* **Your task**:
Tell how many lines in the data contain the string "Aprendizaje", using a single number as the whole reply.

Excerpts from an interface dataset:
━━━━━━━━━━

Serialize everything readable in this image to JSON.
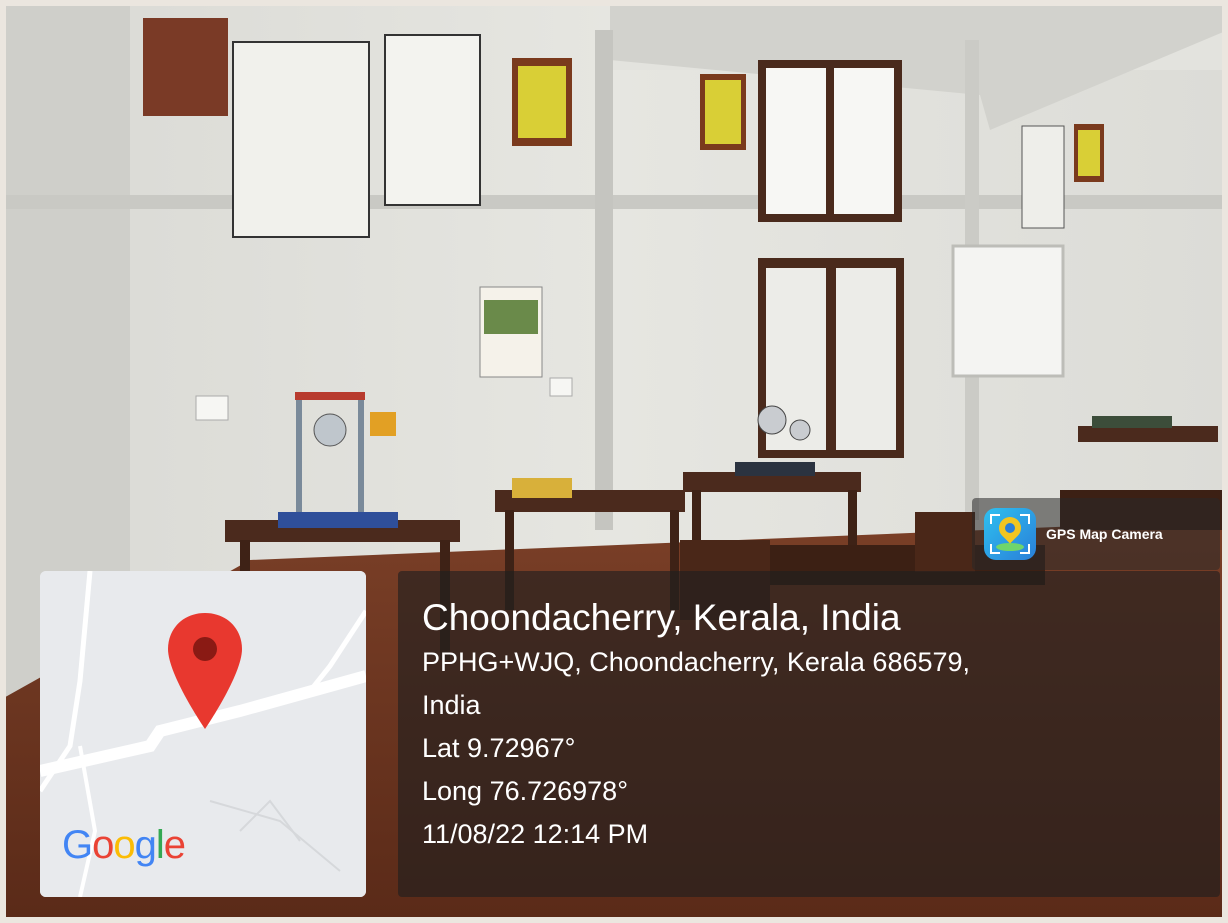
{
  "overlay": {
    "app_name": "GPS Map Camera",
    "app_icon": "gps-map-camera-icon",
    "place_title": "Choondacherry, Kerala, India",
    "address_line1": "PPHG+WJQ, Choondacherry, Kerala 686579,",
    "address_line2": "India",
    "latitude": "Lat 9.72967°",
    "longitude": "Long 76.726978°",
    "datetime": "11/08/22 12:14 PM",
    "map": {
      "logo_text": "Google",
      "marker_icon": "map-pin-icon",
      "marker_color": "#e8382f"
    }
  }
}
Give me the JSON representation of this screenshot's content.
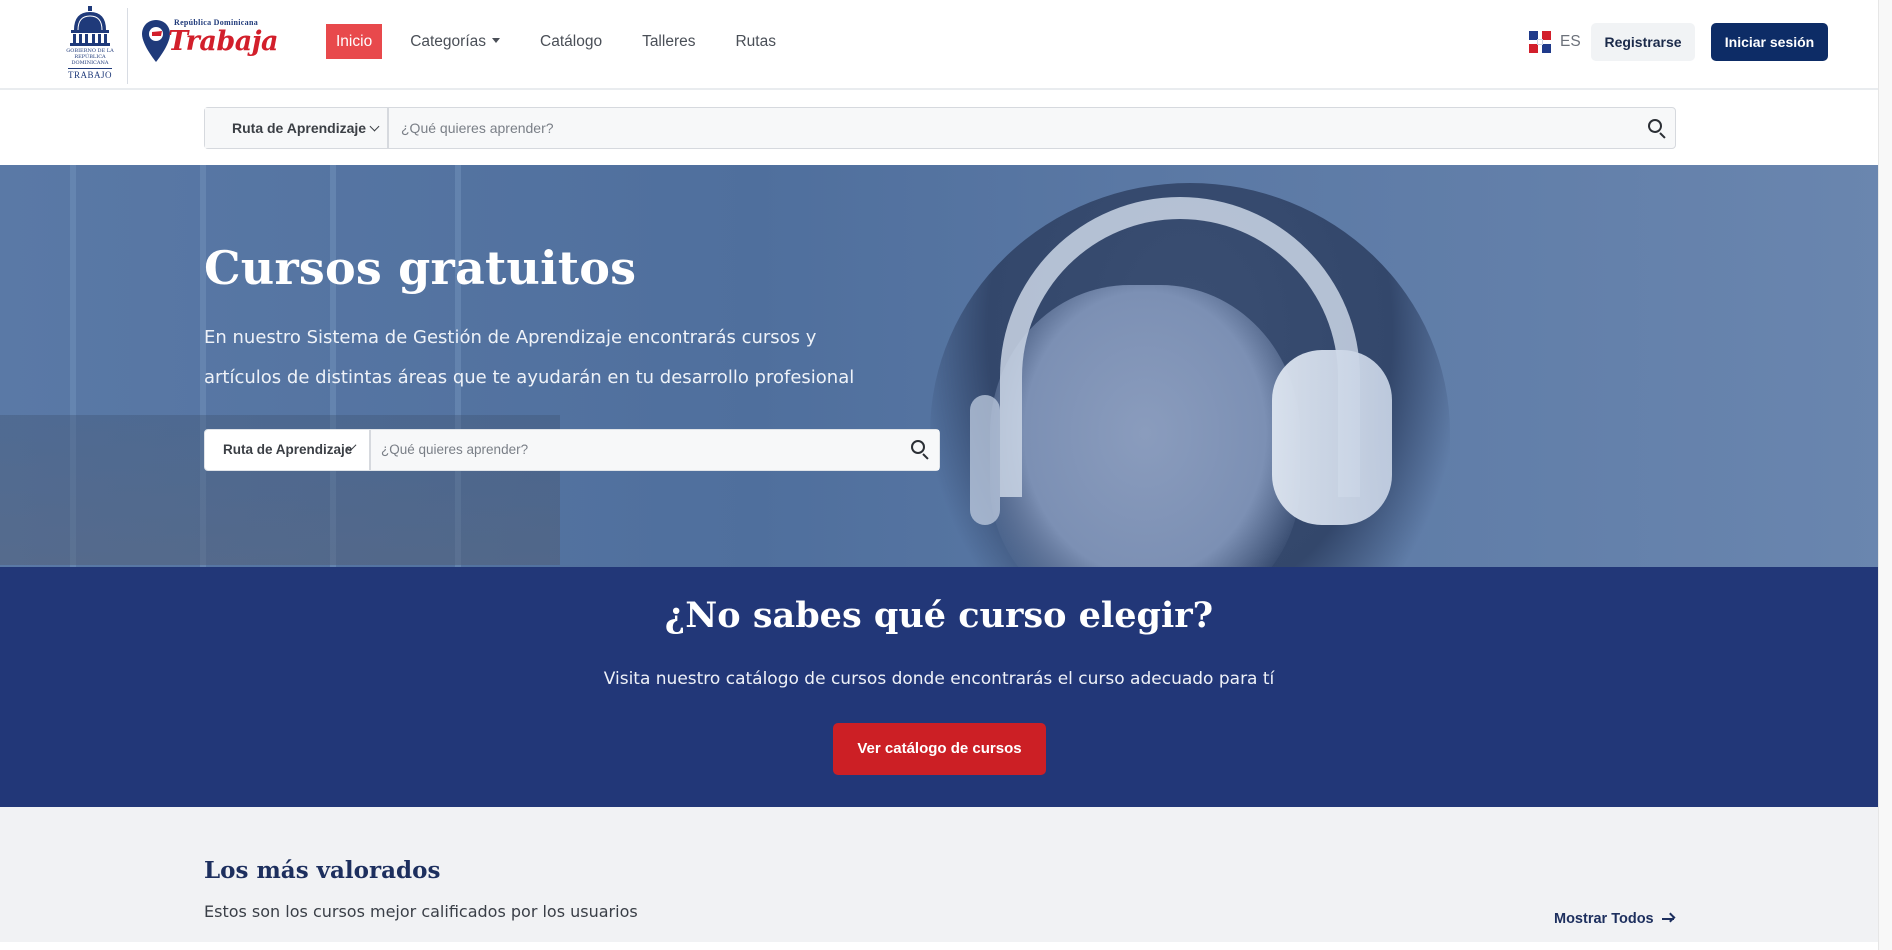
{
  "brand": {
    "gov_logo_text": "GOBIERNO DE LA REPÚBLICA DOMINICANA",
    "gov_logo_sub": "TRABAJO",
    "trabaja_top": "República Dominicana",
    "trabaja_main": "Trabaja"
  },
  "nav": {
    "items": [
      {
        "label": "Inicio",
        "active": true
      },
      {
        "label": "Categorías",
        "has_dropdown": true
      },
      {
        "label": "Catálogo"
      },
      {
        "label": "Talleres"
      },
      {
        "label": "Rutas"
      }
    ]
  },
  "language": {
    "code": "ES"
  },
  "header_buttons": {
    "register": "Registrarse",
    "login": "Iniciar sesión"
  },
  "top_search": {
    "select_value": "Ruta de Aprendizaje",
    "placeholder": "¿Qué quieres aprender?"
  },
  "hero": {
    "title": "Cursos gratuitos",
    "description_line1": "En nuestro Sistema de Gestión de Aprendizaje encontrarás cursos y",
    "description_line2": "artículos de distintas áreas que te ayudarán en tu desarrollo profesional",
    "search_select_value": "Ruta de Aprendizaje",
    "search_placeholder": "¿Qué quieres aprender?"
  },
  "cta": {
    "title": "¿No sabes qué curso elegir?",
    "description": "Visita nuestro catálogo de cursos donde encontrarás el curso adecuado para tí",
    "button": "Ver catálogo de cursos"
  },
  "top_rated": {
    "title": "Los más valorados",
    "subtitle": "Estos son los cursos mejor calificados por los usuarios",
    "show_all": "Mostrar Todos"
  },
  "colors": {
    "nav_active": "#e8494c",
    "login_button": "#0d2c66",
    "cta_band": "#223778",
    "cta_button": "#cc1f25",
    "section_title": "#1d2f5e"
  },
  "icons": [
    "dome-logo-icon",
    "map-pin-logo-icon",
    "flag-do-icon",
    "caret-down-icon",
    "chevron-down-icon",
    "search-icon",
    "arrow-right-icon"
  ]
}
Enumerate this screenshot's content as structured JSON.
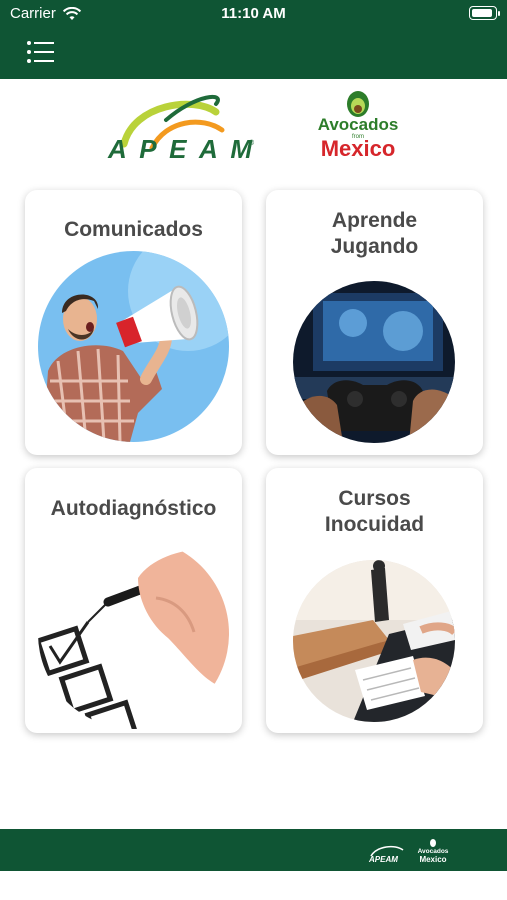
{
  "status_bar": {
    "carrier": "Carrier",
    "time": "11:10 AM"
  },
  "header": {
    "menu_icon": "list-menu-icon"
  },
  "logos": {
    "apeam": "APEAM",
    "avocados_line1": "Avocados",
    "avocados_from": "from",
    "avocados_line2": "Mexico"
  },
  "cards": [
    {
      "title_line1": "Comunicados",
      "title_line2": "",
      "image": "man-with-megaphone"
    },
    {
      "title_line1": "Aprende",
      "title_line2": "Jugando",
      "image": "hands-holding-game-controller"
    },
    {
      "title_line1": "Autodiagnóstico",
      "title_line2": "",
      "image": "hand-checking-boxes"
    },
    {
      "title_line1": "Cursos",
      "title_line2": "Inocuidad",
      "image": "classroom-students-writing"
    }
  ],
  "footer": {
    "apeam": "APEAM",
    "avocados": "Avocados",
    "mexico": "Mexico"
  },
  "colors": {
    "brand_green": "#0f5534",
    "card_title": "#4a4a4a",
    "apeam_green": "#1f6b3a",
    "mexico_red": "#d6262b"
  }
}
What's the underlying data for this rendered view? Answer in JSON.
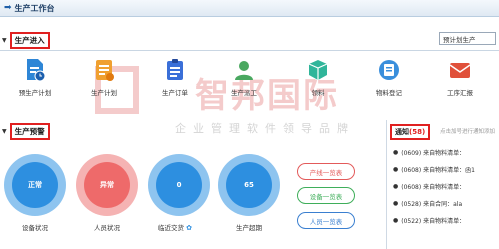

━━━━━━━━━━

* **The answer**:
3